→ WHAT YOU SHOULD DO: Please copy exactly the line containing "Convert this screenshot" and every line after it, through the last line of the records below, leaving out all pictures.

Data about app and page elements
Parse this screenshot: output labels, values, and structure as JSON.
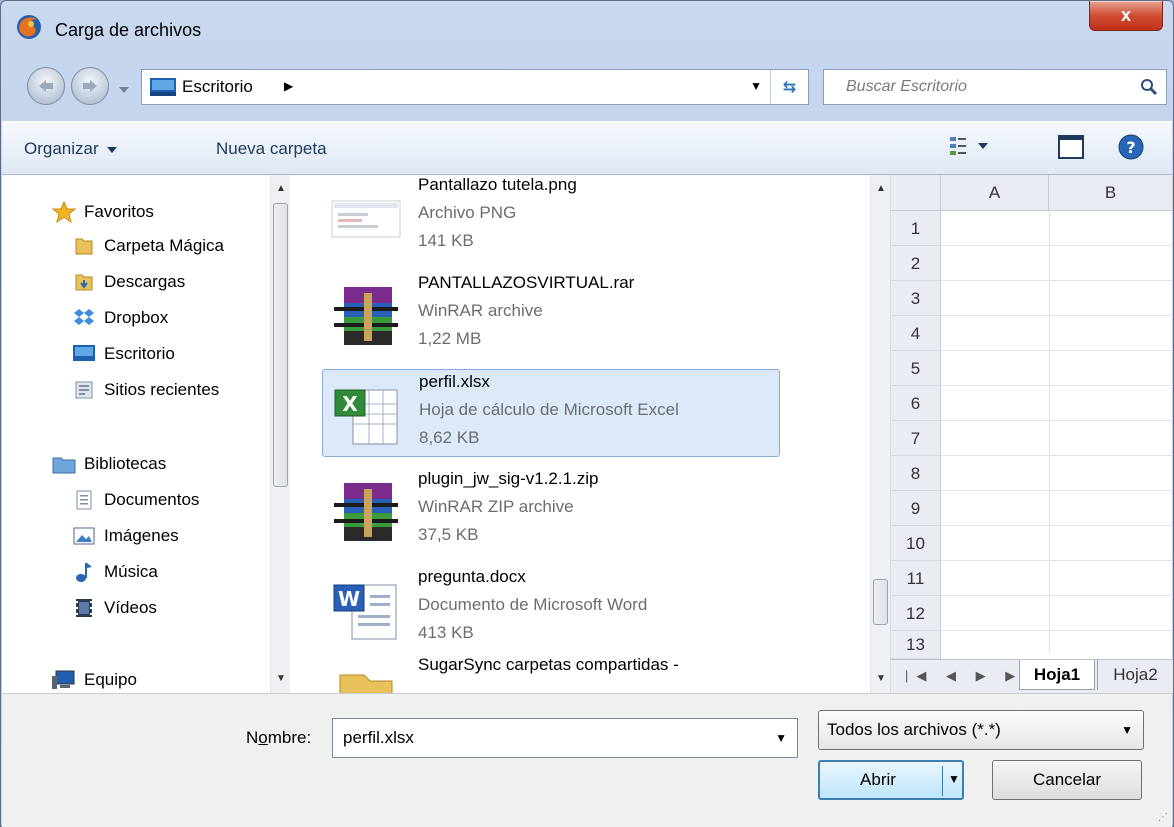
{
  "window": {
    "title": "Carga de archivos",
    "close_label": "x"
  },
  "address": {
    "location": "Escritorio"
  },
  "search": {
    "placeholder": "Buscar Escritorio"
  },
  "toolbar": {
    "organize": "Organizar",
    "new_folder": "Nueva carpeta"
  },
  "nav": {
    "favorites_header": "Favoritos",
    "favorites": [
      "Carpeta Mágica",
      "Descargas",
      "Dropbox",
      "Escritorio",
      "Sitios recientes"
    ],
    "libraries_header": "Bibliotecas",
    "libraries": [
      "Documentos",
      "Imágenes",
      "Música",
      "Vídeos"
    ],
    "computer": "Equipo"
  },
  "files": [
    {
      "name": "Pantallazo tutela.png",
      "type": "Archivo PNG",
      "size": "141 KB",
      "icon": "image-thumbnail-icon"
    },
    {
      "name": "PANTALLAZOSVIRTUAL.rar",
      "type": "WinRAR archive",
      "size": "1,22 MB",
      "icon": "winrar-icon"
    },
    {
      "name": "perfil.xlsx",
      "type": "Hoja de cálculo de Microsoft Excel",
      "size": "8,62 KB",
      "icon": "excel-icon"
    },
    {
      "name": "plugin_jw_sig-v1.2.1.zip",
      "type": "WinRAR ZIP archive",
      "size": "37,5 KB",
      "icon": "winrar-icon"
    },
    {
      "name": "pregunta.docx",
      "type": "Documento de Microsoft Word",
      "size": "413 KB",
      "icon": "word-icon"
    },
    {
      "name": "SugarSync carpetas compartidas -",
      "type": "",
      "size": "",
      "icon": "folder-icon"
    }
  ],
  "preview": {
    "columns": [
      "A",
      "B"
    ],
    "rows": [
      "1",
      "2",
      "3",
      "4",
      "5",
      "6",
      "7",
      "8",
      "9",
      "10",
      "11",
      "12",
      "13"
    ],
    "sheets": [
      "Hoja1",
      "Hoja2"
    ]
  },
  "footer": {
    "name_label_prefix": "N",
    "name_label_underlined": "o",
    "name_label_suffix": "mbre:",
    "name_value": "perfil.xlsx",
    "type_value": "Todos los archivos (*.*)",
    "open_label": "Abrir",
    "cancel_label": "Cancelar"
  },
  "colors": {
    "selection": "#dce9f8",
    "selection_border": "#84acdd",
    "accent": "#3c7fb1"
  }
}
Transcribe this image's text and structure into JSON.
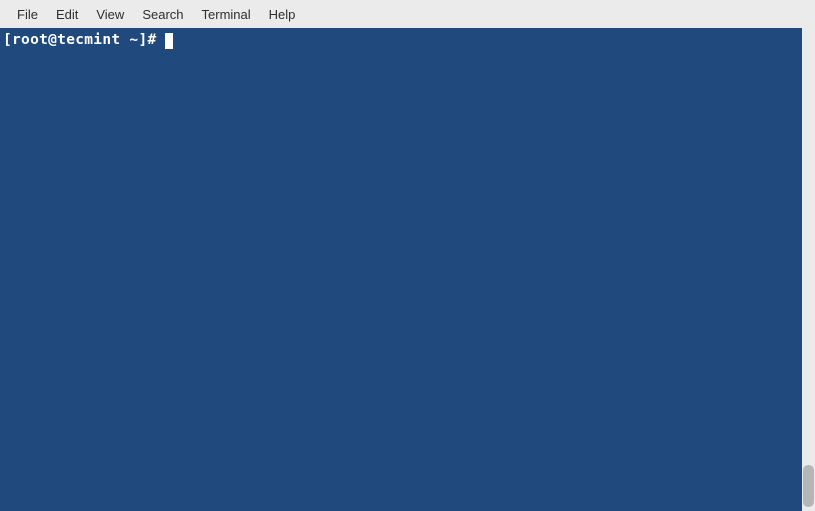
{
  "menubar": {
    "items": [
      {
        "label": "File"
      },
      {
        "label": "Edit"
      },
      {
        "label": "View"
      },
      {
        "label": "Search"
      },
      {
        "label": "Terminal"
      },
      {
        "label": "Help"
      }
    ]
  },
  "terminal": {
    "prompt": "[root@tecmint ~]#",
    "background": "#204a7d",
    "text_color": "#ffffff"
  }
}
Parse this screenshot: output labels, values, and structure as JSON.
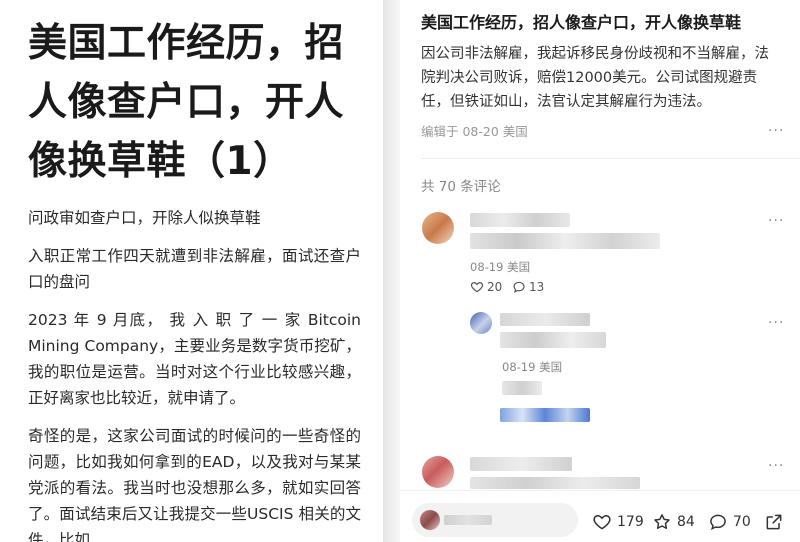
{
  "article": {
    "title": "美国工作经历，招人像查户口，开人像换草鞋（1）",
    "paragraphs": [
      "问政审如查户口，开除人似换草鞋",
      "入职正常工作四天就遭到非法解雇，面试还查户口的盘问",
      "2023 年 9 月底， 我 入 职 了 一 家 Bitcoin Mining Company，主要业务是数字货币挖矿，我的职位是运营。当时对这个行业比较感兴趣，正好离家也比较近，就申请了。",
      "奇怪的是，这家公司面试的时候问的一些奇怪的问题，比如我如何拿到的EAD，以及我对与某某党派的看法。我当时也没想那么多，就如实回答了。面试结束后又让我提交一些USCIS 相关的文件，比如"
    ]
  },
  "post": {
    "title": "美国工作经历，招人像查户口，开人像换草鞋",
    "body": "因公司非法解雇，我起诉移民身份歧视和不当解雇，法院判决公司败诉，赔偿12000美元。公司试图规避责任，但铁证如山，法官认定其解雇行为违法。",
    "meta": "编辑于 08-20 美国",
    "more": "···"
  },
  "comments": {
    "total_label": "共 70 条评论",
    "items": [
      {
        "meta": "08-19 美国",
        "likes": "20",
        "replies": "13",
        "more": "···"
      },
      {
        "meta": "08-19 美国",
        "more": "···"
      },
      {
        "more": "···"
      }
    ]
  },
  "bottom_bar": {
    "likes": "179",
    "stars": "84",
    "comments": "70"
  },
  "colors": {
    "accent_blue": "#3b6fd8",
    "text_main": "#1a1a1a",
    "text_muted": "#888888"
  }
}
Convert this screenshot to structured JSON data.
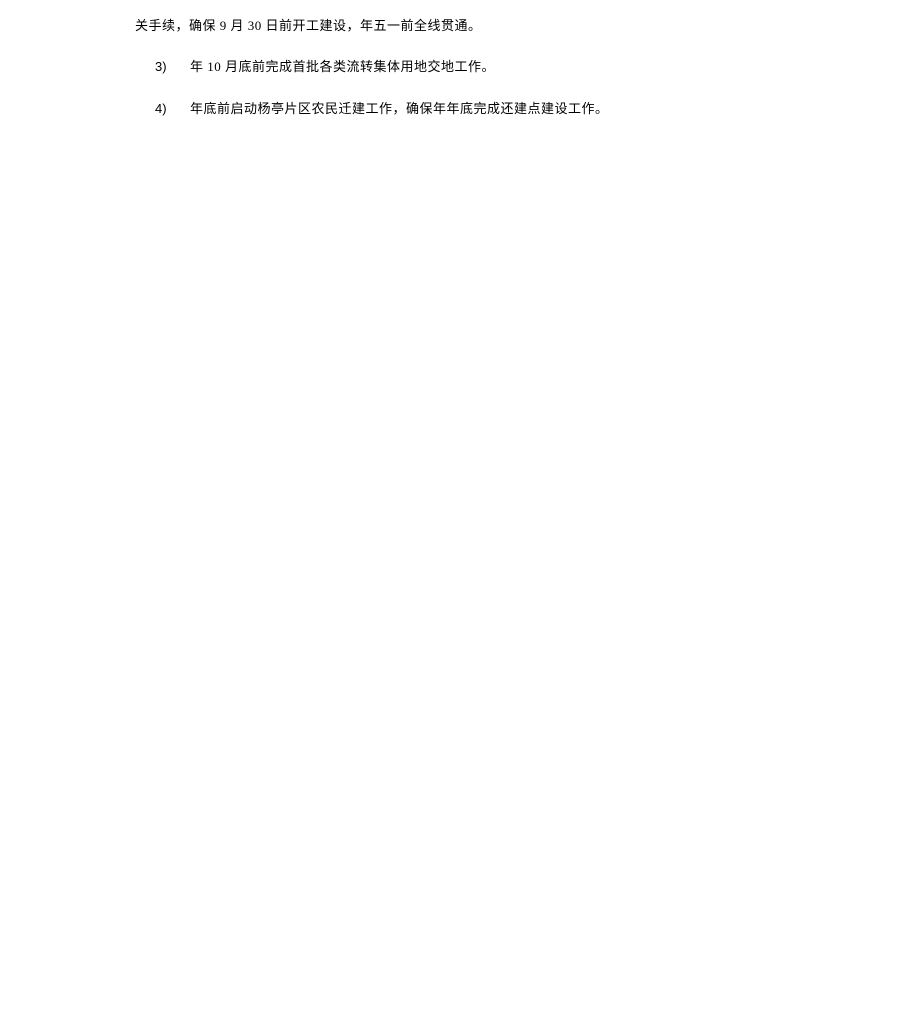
{
  "continuation": "关手续，确保 9 月 30 日前开工建设，年五一前全线贯通。",
  "items": [
    {
      "marker": "3)",
      "text": "年 10 月底前完成首批各类流转集体用地交地工作。"
    },
    {
      "marker": "4)",
      "text": "年底前启动杨亭片区农民迁建工作，确保年年底完成还建点建设工作。"
    }
  ]
}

→ OUTPUT FOR THIS EXERCISE:
Convert this screenshot to structured JSON data.
{
  "continuation": "关手续，确保 9 月 30 日前开工建设，年五一前全线贯通。",
  "items": [
    {
      "marker": "3)",
      "text": "年 10 月底前完成首批各类流转集体用地交地工作。"
    },
    {
      "marker": "4)",
      "text": "年底前启动杨亭片区农民迁建工作，确保年年底完成还建点建设工作。"
    }
  ]
}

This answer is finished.